▶ [Aim of the exercise] Which lines below contain "icon"? Pull them out.

▶ [Supplied records]
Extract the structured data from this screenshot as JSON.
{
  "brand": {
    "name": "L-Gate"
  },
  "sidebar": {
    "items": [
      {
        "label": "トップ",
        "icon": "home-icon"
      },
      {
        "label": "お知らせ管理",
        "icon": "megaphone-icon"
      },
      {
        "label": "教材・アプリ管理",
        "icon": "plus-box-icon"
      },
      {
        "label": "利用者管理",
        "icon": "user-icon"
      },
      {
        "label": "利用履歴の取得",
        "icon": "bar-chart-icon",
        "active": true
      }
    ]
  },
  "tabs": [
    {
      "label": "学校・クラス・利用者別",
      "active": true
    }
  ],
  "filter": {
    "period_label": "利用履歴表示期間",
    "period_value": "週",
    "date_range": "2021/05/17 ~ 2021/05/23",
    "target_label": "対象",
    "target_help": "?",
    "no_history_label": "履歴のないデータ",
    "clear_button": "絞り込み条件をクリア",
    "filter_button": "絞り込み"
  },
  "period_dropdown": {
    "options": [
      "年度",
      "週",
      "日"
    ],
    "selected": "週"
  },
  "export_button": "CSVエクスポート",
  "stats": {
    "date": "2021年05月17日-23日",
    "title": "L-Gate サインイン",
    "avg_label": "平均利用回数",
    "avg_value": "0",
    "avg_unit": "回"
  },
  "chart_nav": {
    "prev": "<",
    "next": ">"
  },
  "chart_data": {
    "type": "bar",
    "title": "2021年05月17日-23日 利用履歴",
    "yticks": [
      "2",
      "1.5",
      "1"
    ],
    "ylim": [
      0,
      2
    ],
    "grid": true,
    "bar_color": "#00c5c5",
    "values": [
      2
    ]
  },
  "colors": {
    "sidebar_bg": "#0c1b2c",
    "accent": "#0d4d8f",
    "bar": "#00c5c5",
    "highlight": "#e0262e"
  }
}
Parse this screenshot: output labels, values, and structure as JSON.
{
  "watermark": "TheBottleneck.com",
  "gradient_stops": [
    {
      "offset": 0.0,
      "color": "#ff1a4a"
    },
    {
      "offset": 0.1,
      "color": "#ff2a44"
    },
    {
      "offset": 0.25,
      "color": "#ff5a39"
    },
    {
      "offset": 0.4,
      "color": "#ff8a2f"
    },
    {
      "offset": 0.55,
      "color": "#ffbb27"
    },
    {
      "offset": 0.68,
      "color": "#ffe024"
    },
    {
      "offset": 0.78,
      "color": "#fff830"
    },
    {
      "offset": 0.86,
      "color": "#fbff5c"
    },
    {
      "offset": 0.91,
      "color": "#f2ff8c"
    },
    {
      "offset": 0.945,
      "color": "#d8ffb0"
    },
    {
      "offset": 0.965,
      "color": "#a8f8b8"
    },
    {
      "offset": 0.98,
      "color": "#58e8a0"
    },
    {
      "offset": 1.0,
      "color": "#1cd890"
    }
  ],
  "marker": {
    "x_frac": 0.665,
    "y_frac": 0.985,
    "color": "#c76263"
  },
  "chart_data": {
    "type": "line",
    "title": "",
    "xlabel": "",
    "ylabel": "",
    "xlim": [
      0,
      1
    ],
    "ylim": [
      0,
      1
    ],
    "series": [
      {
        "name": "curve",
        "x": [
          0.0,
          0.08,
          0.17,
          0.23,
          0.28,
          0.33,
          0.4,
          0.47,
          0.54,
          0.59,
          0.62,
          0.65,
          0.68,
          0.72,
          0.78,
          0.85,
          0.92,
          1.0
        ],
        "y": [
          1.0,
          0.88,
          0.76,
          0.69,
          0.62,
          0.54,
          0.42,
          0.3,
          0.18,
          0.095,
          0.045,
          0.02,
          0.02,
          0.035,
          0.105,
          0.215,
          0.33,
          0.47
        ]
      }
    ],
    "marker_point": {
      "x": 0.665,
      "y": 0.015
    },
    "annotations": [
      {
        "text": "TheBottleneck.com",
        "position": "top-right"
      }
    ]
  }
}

▶ [Result]
        "icon": "home-icon"
        "icon": "megaphone-icon"
        "icon": "plus-box-icon"
        "icon": "user-icon"
        "icon": "bar-chart-icon",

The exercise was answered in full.